  • How might we need to review our recruitment process and advertisement of vacancies to remain competitive given there is now a day 1 right for employees to request a change regardless of stated hours and location for example. Can these be advertised as full OR part time?
  • To what extent do we have the infrastructure (IT and equipment) for employees to work from home on a hybrid or permanent basis? 
  • To what extent could we reduce our office overheads to facilitate working from home more?
  • To what extent do we advertise our roles as full or part-time to attract the best candidates? 
  • To what extent do our roles require fixed start and finishing times, and can we move to core hours instead? 
  • How could we combat a de-motivated workforce if flexible working cannot be granted and there is a chance our talent will look elsewhere? 
  • How do our competitors manage their workforce? Are they more agile than we are?

Yes. As flexible working is a statutory right, you should already have a comprehensive, flexible working policy within your organisation that reflects the current law. This policy must be reviewed, and a new Flexible Working Policy (2024) must be implemented when the Employment Relations (Flexible Working) Act 2023 becomes operational by 6th April 2024.

If your Flexible Working Policy doesn’t already incorporate the 6th April 2024 legislation changes, you will need to draft these ready for implementation on or before the 6th April 2024 and communicate the changes to your workforce by this date.  

Given the sea change of other employment legislation in 2024 coming into effect this year, we recommend you regularly review the Red Kite HR Services updates on our News page, and follow our LinkedIn Company articles. Work with your trusted HR advisor now to draft your new Flexible Working Policy. 

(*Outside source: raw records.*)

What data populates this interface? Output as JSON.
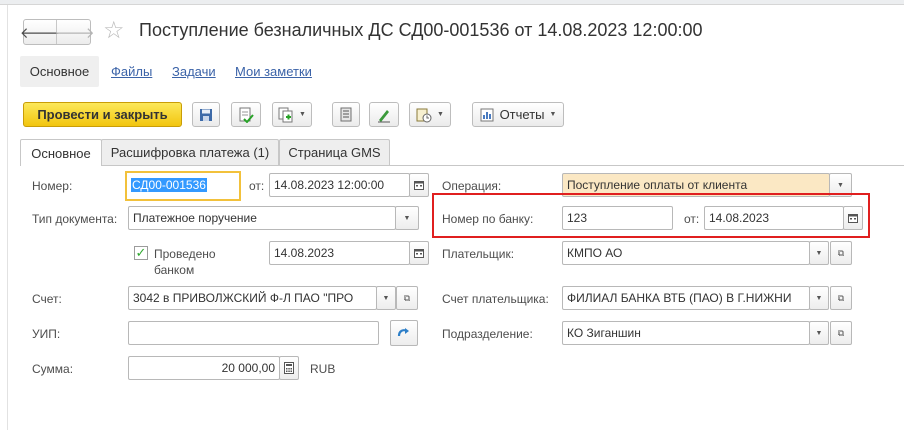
{
  "title": "Поступление безналичных ДС СД00-001536 от 14.08.2023 12:00:00",
  "sections": [
    {
      "label": "Основное"
    },
    {
      "label": "Файлы"
    },
    {
      "label": "Задачи"
    },
    {
      "label": "Мои заметки"
    }
  ],
  "toolbar": {
    "post_close_label": "Провести и закрыть",
    "reports_label": "Отчеты"
  },
  "tabs": [
    {
      "label": "Основное"
    },
    {
      "label": "Расшифровка платежа (1)"
    },
    {
      "label": "Страница GMS"
    }
  ],
  "form": {
    "number": {
      "label": "Номер:",
      "value": "СД00-001536"
    },
    "date": {
      "label": "от:",
      "value": "14.08.2023 12:00:00"
    },
    "doc_type": {
      "label": "Тип документа:",
      "value": "Платежное поручение"
    },
    "bank_posted": {
      "label": "Проведено банком",
      "checked": true,
      "date": "14.08.2023"
    },
    "account": {
      "label": "Счет:",
      "value": "3042 в ПРИВОЛЖСКИЙ Ф-Л ПАО \"ПРО"
    },
    "uip": {
      "label": "УИП:",
      "value": ""
    },
    "amount": {
      "label": "Сумма:",
      "value": "20 000,00",
      "currency": "RUB"
    },
    "operation": {
      "label": "Операция:",
      "value": "Поступление оплаты от клиента"
    },
    "bank_number": {
      "label": "Номер по банку:",
      "value": "123"
    },
    "bank_date": {
      "label": "от:",
      "value": "14.08.2023"
    },
    "payer": {
      "label": "Плательщик:",
      "value": "КМПО АО"
    },
    "payer_account": {
      "label": "Счет плательщика:",
      "value": "ФИЛИАЛ БАНКА ВТБ (ПАО) В Г.НИЖНИ"
    },
    "department": {
      "label": "Подразделение:",
      "value": "КО Зиганшин"
    }
  },
  "colors": {
    "primary_button": "#f5cf22",
    "link": "#3b63a8",
    "highlight_box": "#e01f1f",
    "selection": "#3399ff"
  },
  "icons": [
    "back-arrow-icon",
    "forward-arrow-icon",
    "star-icon",
    "save-icon",
    "post-icon",
    "create-based-icon",
    "list-icon",
    "edit-icon",
    "attach-icon",
    "report-icon",
    "calendar-icon",
    "open-icon",
    "chevron-down-icon",
    "refresh-arrow-icon",
    "calculator-icon",
    "checkmark-icon"
  ]
}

At Red Kite HR Services, our expert HR Consultants have significant experience in business planning ahead of new legislative changes and can give you practical advice on getting prepared for the 6th April 2024 implementation of the Flexible Working Act 2023. Contact us today.